Start of Given data

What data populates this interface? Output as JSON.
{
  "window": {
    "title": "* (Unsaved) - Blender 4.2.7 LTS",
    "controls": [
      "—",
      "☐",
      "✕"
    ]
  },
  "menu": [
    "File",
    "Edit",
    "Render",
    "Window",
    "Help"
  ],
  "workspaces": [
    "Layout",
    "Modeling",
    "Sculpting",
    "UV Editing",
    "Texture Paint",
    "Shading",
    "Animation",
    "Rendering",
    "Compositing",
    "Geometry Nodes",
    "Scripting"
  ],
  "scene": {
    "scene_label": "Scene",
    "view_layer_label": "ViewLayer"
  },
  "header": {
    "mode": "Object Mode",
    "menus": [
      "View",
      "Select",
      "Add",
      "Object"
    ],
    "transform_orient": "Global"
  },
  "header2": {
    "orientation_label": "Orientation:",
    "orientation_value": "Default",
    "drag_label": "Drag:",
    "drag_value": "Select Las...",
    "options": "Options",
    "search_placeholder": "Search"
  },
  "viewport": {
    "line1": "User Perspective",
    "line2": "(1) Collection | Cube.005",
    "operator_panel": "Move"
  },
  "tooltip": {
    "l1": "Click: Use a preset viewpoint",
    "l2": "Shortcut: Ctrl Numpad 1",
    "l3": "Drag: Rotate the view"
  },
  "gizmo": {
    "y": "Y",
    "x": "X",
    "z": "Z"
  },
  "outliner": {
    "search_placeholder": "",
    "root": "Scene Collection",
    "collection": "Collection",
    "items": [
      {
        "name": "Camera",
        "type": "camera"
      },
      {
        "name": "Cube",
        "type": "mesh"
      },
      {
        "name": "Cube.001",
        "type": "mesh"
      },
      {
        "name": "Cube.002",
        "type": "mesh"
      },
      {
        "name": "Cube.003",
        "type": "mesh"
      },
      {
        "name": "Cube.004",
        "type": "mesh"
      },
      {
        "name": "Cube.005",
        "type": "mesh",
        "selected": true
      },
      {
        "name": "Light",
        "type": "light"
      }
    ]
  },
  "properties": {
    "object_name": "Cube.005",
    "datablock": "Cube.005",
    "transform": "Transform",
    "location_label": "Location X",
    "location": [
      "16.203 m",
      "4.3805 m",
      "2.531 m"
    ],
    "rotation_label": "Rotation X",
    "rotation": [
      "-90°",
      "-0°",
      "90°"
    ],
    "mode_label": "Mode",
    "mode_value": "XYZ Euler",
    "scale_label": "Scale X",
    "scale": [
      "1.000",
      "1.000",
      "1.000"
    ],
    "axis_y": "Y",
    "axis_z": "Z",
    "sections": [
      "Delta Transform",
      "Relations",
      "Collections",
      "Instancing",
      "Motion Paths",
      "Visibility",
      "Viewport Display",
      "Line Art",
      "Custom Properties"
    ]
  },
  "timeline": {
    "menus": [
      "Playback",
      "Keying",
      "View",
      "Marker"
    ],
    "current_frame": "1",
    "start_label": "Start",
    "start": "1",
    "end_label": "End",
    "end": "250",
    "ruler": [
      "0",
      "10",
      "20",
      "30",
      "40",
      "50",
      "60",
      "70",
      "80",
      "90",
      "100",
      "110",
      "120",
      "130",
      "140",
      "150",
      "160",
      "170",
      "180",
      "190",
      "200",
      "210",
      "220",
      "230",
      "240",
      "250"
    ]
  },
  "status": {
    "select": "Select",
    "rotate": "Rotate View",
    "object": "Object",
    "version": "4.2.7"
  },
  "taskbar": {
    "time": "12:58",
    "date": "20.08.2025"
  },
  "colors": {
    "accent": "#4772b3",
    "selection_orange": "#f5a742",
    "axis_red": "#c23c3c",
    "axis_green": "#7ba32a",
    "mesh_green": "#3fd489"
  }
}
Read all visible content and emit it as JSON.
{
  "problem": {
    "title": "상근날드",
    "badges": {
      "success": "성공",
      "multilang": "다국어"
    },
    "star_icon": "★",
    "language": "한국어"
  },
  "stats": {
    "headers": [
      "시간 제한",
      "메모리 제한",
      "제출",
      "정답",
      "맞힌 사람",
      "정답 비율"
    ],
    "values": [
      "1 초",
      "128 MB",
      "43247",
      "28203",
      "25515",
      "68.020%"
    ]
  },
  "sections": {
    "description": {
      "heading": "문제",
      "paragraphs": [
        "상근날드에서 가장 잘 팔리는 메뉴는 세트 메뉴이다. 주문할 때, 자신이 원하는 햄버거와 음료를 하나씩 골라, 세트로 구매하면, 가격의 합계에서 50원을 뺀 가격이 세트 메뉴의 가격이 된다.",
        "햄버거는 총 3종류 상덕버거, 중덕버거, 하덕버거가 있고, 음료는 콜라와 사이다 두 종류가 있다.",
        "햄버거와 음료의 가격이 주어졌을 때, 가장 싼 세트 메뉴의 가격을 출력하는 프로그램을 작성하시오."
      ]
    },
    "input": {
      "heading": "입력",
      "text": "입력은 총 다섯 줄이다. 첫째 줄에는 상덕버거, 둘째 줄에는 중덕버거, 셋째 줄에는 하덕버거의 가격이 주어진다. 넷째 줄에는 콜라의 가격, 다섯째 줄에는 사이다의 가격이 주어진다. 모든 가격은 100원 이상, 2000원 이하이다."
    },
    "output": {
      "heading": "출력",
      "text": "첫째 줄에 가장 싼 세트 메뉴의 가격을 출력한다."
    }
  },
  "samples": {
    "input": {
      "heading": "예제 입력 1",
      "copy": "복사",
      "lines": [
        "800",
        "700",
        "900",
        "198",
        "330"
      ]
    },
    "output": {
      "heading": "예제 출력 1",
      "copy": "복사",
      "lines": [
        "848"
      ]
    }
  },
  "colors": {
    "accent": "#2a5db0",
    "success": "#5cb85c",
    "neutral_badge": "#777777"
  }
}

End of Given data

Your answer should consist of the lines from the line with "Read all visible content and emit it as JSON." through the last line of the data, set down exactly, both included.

[Solution to this problem]:
Read all visible content and emit it as JSON.
{
  "problem": {
    "title": "상근날드",
    "badges": {
      "success": "성공",
      "multilang": "다국어"
    },
    "star_icon": "★",
    "language": "한국어"
  },
  "stats": {
    "headers": [
      "시간 제한",
      "메모리 제한",
      "제출",
      "정답",
      "맞힌 사람",
      "정답 비율"
    ],
    "values": [
      "1 초",
      "128 MB",
      "43247",
      "28203",
      "25515",
      "68.020%"
    ]
  },
  "sections": {
    "description": {
      "heading": "문제",
      "paragraphs": [
        "상근날드에서 가장 잘 팔리는 메뉴는 세트 메뉴이다. 주문할 때, 자신이 원하는 햄버거와 음료를 하나씩 골라, 세트로 구매하면, 가격의 합계에서 50원을 뺀 가격이 세트 메뉴의 가격이 된다.",
        "햄버거는 총 3종류 상덕버거, 중덕버거, 하덕버거가 있고, 음료는 콜라와 사이다 두 종류가 있다.",
        "햄버거와 음료의 가격이 주어졌을 때, 가장 싼 세트 메뉴의 가격을 출력하는 프로그램을 작성하시오."
      ]
    },
    "input": {
      "heading": "입력",
      "text": "입력은 총 다섯 줄이다. 첫째 줄에는 상덕버거, 둘째 줄에는 중덕버거, 셋째 줄에는 하덕버거의 가격이 주어진다. 넷째 줄에는 콜라의 가격, 다섯째 줄에는 사이다의 가격이 주어진다. 모든 가격은 100원 이상, 2000원 이하이다."
    },
    "output": {
      "heading": "출력",
      "text": "첫째 줄에 가장 싼 세트 메뉴의 가격을 출력한다."
    }
  },
  "samples": {
    "input": {
      "heading": "예제 입력 1",
      "copy": "복사",
      "lines": [
        "800",
        "700",
        "900",
        "198",
        "330"
      ]
    },
    "output": {
      "heading": "예제 출력 1",
      "copy": "복사",
      "lines": [
        "848"
      ]
    }
  },
  "colors": {
    "accent": "#2a5db0",
    "success": "#5cb85c",
    "neutral_badge": "#777777"
  }
}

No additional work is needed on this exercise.